Undergraduate Program Learning Objectives*



1. MICROECONOMIC THEORY.  Students should be able to define, describe and illustrate microeconomic concepts, using verbal, written, graphical and mathematical expression, in three microeconomic “hallmark” areas: Incentives (the law of demand, law of supply, rational decision making on the margin), Opportunity Costs (sunk costs, production possibilities, gains from interpersonal & international trade, comparative advantage) and Supply and Demand (movement versus shift, welfare analysis, understanding the S&D model as a representation of individual choices in exchange,) and also be able to examine, assess and criticize policies, projects and other current events, using core microeconomic theory, through the Intermediate level.

Assessment: Analysis of student answers to multiple choice and essay problems.

2. MACROECONOMICS THEORY  Students should be able to define, describe and illustrate macroeconomic concepts, using verbal, written, graphical and mathematical expression, in three macroeconomic “hallmark” areas: Comparative Advantage (specialization and the gains from trade; globalization), Macroeconomic Measures (real versus nominal calculations; components and concept of GDP; components and concept of unemployment figures; calculation of inflation), Macroeconomic Models (circular flow; monetary and fiscal policy; the market for loanable funds & interest rate determination; the demand and supply of money & price level determination) and also be able to examine, assess and criticize policies, projects and other current events, using core macroeconomic theory, through the Intermediate level.

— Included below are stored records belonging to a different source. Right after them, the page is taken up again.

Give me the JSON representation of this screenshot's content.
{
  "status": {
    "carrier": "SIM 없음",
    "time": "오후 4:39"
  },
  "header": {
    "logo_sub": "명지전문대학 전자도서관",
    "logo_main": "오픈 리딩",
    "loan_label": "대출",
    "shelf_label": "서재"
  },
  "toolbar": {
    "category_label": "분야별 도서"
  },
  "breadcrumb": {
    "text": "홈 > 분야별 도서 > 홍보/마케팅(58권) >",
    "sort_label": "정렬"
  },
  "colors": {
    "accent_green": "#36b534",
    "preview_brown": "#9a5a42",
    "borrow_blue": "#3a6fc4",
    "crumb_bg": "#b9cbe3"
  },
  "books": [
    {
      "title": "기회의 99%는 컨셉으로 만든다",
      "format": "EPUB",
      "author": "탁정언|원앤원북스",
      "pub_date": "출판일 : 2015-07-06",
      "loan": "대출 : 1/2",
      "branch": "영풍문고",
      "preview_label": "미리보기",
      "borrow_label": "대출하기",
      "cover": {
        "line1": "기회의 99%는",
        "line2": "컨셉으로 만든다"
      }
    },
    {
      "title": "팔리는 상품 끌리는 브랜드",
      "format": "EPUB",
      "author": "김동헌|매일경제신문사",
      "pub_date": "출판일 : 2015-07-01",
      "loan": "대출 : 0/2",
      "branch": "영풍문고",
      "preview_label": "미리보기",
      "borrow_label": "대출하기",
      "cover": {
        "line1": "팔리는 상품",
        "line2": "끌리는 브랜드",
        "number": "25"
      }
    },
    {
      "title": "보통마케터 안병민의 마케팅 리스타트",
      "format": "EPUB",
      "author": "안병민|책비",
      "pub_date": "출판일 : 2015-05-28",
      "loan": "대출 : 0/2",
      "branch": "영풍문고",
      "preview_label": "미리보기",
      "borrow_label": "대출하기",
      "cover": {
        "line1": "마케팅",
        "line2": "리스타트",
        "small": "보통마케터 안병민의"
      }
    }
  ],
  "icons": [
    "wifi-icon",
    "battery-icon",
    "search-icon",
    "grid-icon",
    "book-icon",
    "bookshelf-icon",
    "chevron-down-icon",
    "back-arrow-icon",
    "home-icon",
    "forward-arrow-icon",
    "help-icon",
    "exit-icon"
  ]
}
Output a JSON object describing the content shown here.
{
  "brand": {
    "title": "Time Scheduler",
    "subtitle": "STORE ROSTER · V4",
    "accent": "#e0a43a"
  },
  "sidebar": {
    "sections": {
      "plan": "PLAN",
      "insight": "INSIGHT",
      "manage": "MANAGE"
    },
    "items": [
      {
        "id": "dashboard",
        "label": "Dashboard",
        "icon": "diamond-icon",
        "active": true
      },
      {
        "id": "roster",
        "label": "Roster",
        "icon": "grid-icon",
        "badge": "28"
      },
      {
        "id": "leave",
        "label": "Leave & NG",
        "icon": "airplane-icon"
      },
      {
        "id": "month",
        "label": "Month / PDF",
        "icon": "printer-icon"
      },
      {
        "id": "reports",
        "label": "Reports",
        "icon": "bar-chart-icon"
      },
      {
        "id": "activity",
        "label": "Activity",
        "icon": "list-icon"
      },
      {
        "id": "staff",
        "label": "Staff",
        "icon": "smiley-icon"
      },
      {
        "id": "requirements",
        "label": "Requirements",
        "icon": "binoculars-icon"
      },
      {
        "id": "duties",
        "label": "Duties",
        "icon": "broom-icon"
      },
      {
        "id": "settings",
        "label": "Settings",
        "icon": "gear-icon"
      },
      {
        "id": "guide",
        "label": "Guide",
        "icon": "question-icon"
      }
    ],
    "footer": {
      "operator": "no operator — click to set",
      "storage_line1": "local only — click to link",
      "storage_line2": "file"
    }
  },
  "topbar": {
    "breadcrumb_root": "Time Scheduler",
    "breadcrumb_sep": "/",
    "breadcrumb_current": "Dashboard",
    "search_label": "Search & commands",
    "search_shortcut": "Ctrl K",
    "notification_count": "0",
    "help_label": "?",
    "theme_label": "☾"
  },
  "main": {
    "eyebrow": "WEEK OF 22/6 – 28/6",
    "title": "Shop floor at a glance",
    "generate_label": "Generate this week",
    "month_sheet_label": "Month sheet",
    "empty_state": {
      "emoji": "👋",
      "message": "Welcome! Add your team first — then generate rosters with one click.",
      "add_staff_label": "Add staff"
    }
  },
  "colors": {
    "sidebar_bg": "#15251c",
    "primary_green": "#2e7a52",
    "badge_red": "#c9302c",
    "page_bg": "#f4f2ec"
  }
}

Assessment: Analysis of student answers to multiple choice and essay problems.

3. RESEARCH METHODS   Students should be able to describe the contours of, and differences and similarities between, qualitative and quantitative economic research methodologies, including the case study, historical narrative, applied econometric, and policy analysis methods, and to produce an original economic study using an economics methodology. 

Assessment: analysis of student attempt to use an economics research methodology to answer a economic problem in a term paper or other research report.

4. SPECIALIST AREAS.  The Economics Department emphasizes four Specialist Areas:

a. History / Development
b. International / Finance
c. Policy Economics
d. Quantitative Methods

Student should be able to define, describe and illustrate intermediate theoretical concepts, using verbal, written, graphical and mathematical expression, important to one or more of these areas, to discuss one or more research methods common to a specialist area, and to produce an original economic study using an economics methodology from the specialist area.

Assessment: analysis of exams or term papers where students describe an aspect of a specialist area within economics, for example by being able to describe the historical development of thought in the field, relevant microeconomic and macroeconomic theory, and important examples of the use of research methods to answer a question of interest to the specialist area.

5. COMMUNICATION  Students will be able to describe and explain conclusions, recommendations, and implications from theory and methods of micro and macro theory, and specialist areas of economics, using written, spoken and other forms of communication.

Assessment:  Economics communication will be evidenced by successful term papers, research presentations, debate performances, and other communication outlets.   

 


* The B.A. and B.S. program share a common set of PLOs, but the B.S. program emphasizes PLO 4d.